• Action item:
The answer must be the full listing, written out exactly.

• Recorded data:
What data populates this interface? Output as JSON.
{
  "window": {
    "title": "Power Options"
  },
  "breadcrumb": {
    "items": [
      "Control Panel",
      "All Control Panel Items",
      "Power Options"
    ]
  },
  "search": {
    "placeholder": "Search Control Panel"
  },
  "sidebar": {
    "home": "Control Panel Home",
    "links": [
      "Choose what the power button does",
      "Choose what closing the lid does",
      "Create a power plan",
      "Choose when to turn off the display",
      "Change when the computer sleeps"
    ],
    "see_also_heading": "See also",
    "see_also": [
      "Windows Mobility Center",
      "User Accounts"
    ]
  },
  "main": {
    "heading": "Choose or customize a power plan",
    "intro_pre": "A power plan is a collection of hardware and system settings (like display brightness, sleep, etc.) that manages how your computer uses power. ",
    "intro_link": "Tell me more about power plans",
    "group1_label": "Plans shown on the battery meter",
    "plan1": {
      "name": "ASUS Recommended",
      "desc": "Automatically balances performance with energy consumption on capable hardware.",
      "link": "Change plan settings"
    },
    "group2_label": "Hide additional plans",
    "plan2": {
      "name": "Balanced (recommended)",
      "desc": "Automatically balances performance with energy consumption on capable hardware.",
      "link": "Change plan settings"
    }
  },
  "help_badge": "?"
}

• Answer:
What data populates this interface? Output as JSON.
{
  "window": {
    "title": "Power Options"
  },
  "breadcrumb": {
    "items": [
      "Control Panel",
      "All Control Panel Items",
      "Power Options"
    ]
  },
  "search": {
    "placeholder": "Search Control Panel"
  },
  "sidebar": {
    "home": "Control Panel Home",
    "links": [
      "Choose what the power button does",
      "Choose what closing the lid does",
      "Create a power plan",
      "Choose when to turn off the display",
      "Change when the computer sleeps"
    ],
    "see_also_heading": "See also",
    "see_also": [
      "Windows Mobility Center",
      "User Accounts"
    ]
  },
  "main": {
    "heading": "Choose or customize a power plan",
    "intro_pre": "A power plan is a collection of hardware and system settings (like display brightness, sleep, etc.) that manages how your computer uses power. ",
    "intro_link": "Tell me more about power plans",
    "group1_label": "Plans shown on the battery meter",
    "plan1": {
      "name": "ASUS Recommended",
      "desc": "Automatically balances performance with energy consumption on capable hardware.",
      "link": "Change plan settings"
    },
    "group2_label": "Hide additional plans",
    "plan2": {
      "name": "Balanced (recommended)",
      "desc": "Automatically balances performance with energy consumption on capable hardware.",
      "link": "Change plan settings"
    }
  },
  "help_badge": "?"
}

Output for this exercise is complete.